By: Emma Thomas

A scorching heatwave targeted Europe in July 2023. It has claimed one victim while injuring three others, according to Reuters. Reporters Julia Jacobo and Kenton Gewecke discussed on ABC News that humans are the most responsible for the heatwaves due to our constant burning of fossil fuels, raising the earth’s temperature; hence the heatwaves are entirely anthropogenic. Temperatures in Europe have measured to be approximately 2.5 degrees Celsius/ 36.5 degrees Fahrenheit more than usual.

Prolonged temperature rises are expected in multiple countries, including Italy, Spain, France, Germany, and Poland, as announced by the European Space Agency, according to an analysis conducted by World Weather Attribution. The process of Climate Change has made the heatwaves ‘hotter, longer and more frequent.’ These heatwaves have a ten percent chance of occurring any given year in Europe. Research has found that without using fossil fuels from humans and, consequently, human-caused climate change, extreme heat would be limited to only once every 250 years. Furthermore, heat waves of the magnitude of what has been experienced throughout the month of July would have been impossible.
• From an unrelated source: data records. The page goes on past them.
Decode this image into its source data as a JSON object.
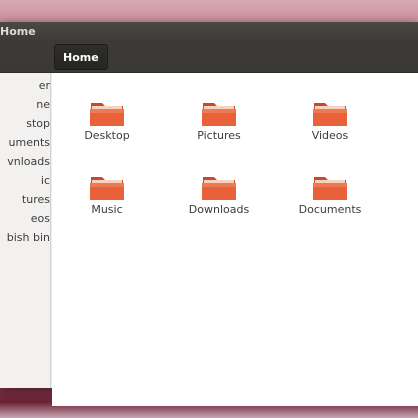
{
  "window": {
    "title": "Home"
  },
  "toolbar": {
    "path_button": "Home"
  },
  "sidebar": {
    "items": [
      {
        "label": "er"
      },
      {
        "label": "ne"
      },
      {
        "label": "stop"
      },
      {
        "label": "uments"
      },
      {
        "label": "vnloads"
      },
      {
        "label": "ic"
      },
      {
        "label": "tures"
      },
      {
        "label": "eos"
      },
      {
        "label": "bish bin"
      }
    ]
  },
  "folders": [
    {
      "label": "Desktop",
      "icon": "folder-icon"
    },
    {
      "label": "Pictures",
      "icon": "folder-icon"
    },
    {
      "label": "Videos",
      "icon": "folder-icon"
    },
    {
      "label": "Music",
      "icon": "folder-icon"
    },
    {
      "label": "Downloads",
      "icon": "folder-icon"
    },
    {
      "label": "Documents",
      "icon": "folder-icon"
    }
  ],
  "colors": {
    "folder_orange": "#e8613a",
    "folder_light": "#f0b9a3",
    "titlebar": "#3c3b37",
    "sidebar_bg": "#f2f1f0"
  }
}
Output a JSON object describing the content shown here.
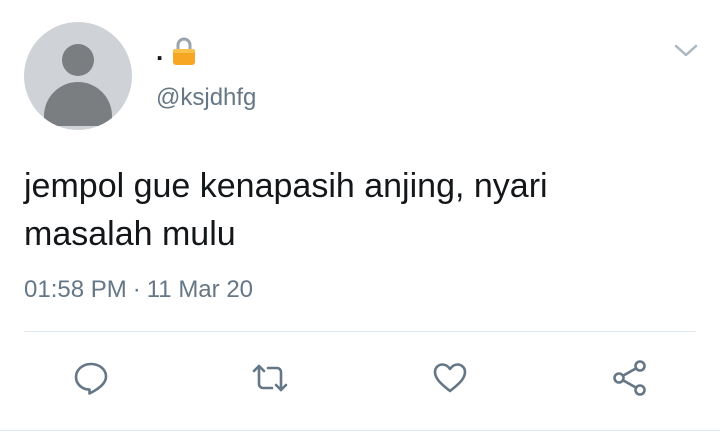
{
  "tweet": {
    "display_name": ".",
    "handle": "@ksjdhfg",
    "text": "jempol gue kenapasih anjing, nyari masalah mulu",
    "time": "01:58 PM",
    "separator": "·",
    "date": "11 Mar 20"
  },
  "icons": {
    "protected": "lock-icon",
    "menu": "chevron-down-icon",
    "reply": "reply-icon",
    "retweet": "retweet-icon",
    "like": "heart-icon",
    "share": "share-icon"
  },
  "colors": {
    "text_primary": "#14171a",
    "text_secondary": "#657786",
    "icon": "#657786",
    "lock": "#f6a623",
    "avatar_bg": "#cfd3d7",
    "avatar_fg": "#7b7e81",
    "divider": "#e1e8ed"
  }
}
Providing a Solution

Precautions and measures have been implemented to reduce the effect of these heat waves; in fact, authorities have installed the following safety measures after a particularly deadly heatwave that occurred 20 years ago. There are public cooling spaces and warning systems for extreme heat to warn the public. Not only this, but municipalities in certain areas have experimented with methods such as reflective paint on pavements or creating more space for water to cool the ground. However, experts (according to a NY Times article) believe that the authorities need to do more to combat the extreme heat waves advancing in Europe believe that this isn’t enough. Large-scale lifestyle changes need to be made in order to reduce the burning of fossil fuels, personally and industrially.

In Athens, the capital of Greece, city officials are renovating a historic aqueduct that dates to the Roman era to irrigate green corridors in the city. Unfortunately, these initiatives and projects depend on the investment supplied by the public and private sectors as well as the political will of said country’s elected officials.

According to Jonathan Duwyn, head of the Cities Unit at UNEP, “Redesigning urban landscapes with more vegetation and water and implementing passive cooling strategies to improve thermal performance and reduce energy consumption in buildings are key to making cities more resilient to heatwaves.”

The Paris Agreement

The Paris Agreement is a legally binding international climate change treaty adopted by 196 parties at the UN Climate Change Conference (COP 21) in Paris. Its goal is to reduce global average temperatures to well below 2 degrees above pre-industrial levels and pursue efforts “to limit the temperature increase to 1.5 degrees by the end of the century. “The Paris Agreement works on a five-year cycle of increasingly ambitious climate action — or, ratcheting up — carried out by countries. Since 2020, countries have been submitting their national climate action plans, known as nationally determined contributions (NDCs). Each successive NDC is meant to reflect an increasingly higher degree of ambition compared to the previous version.”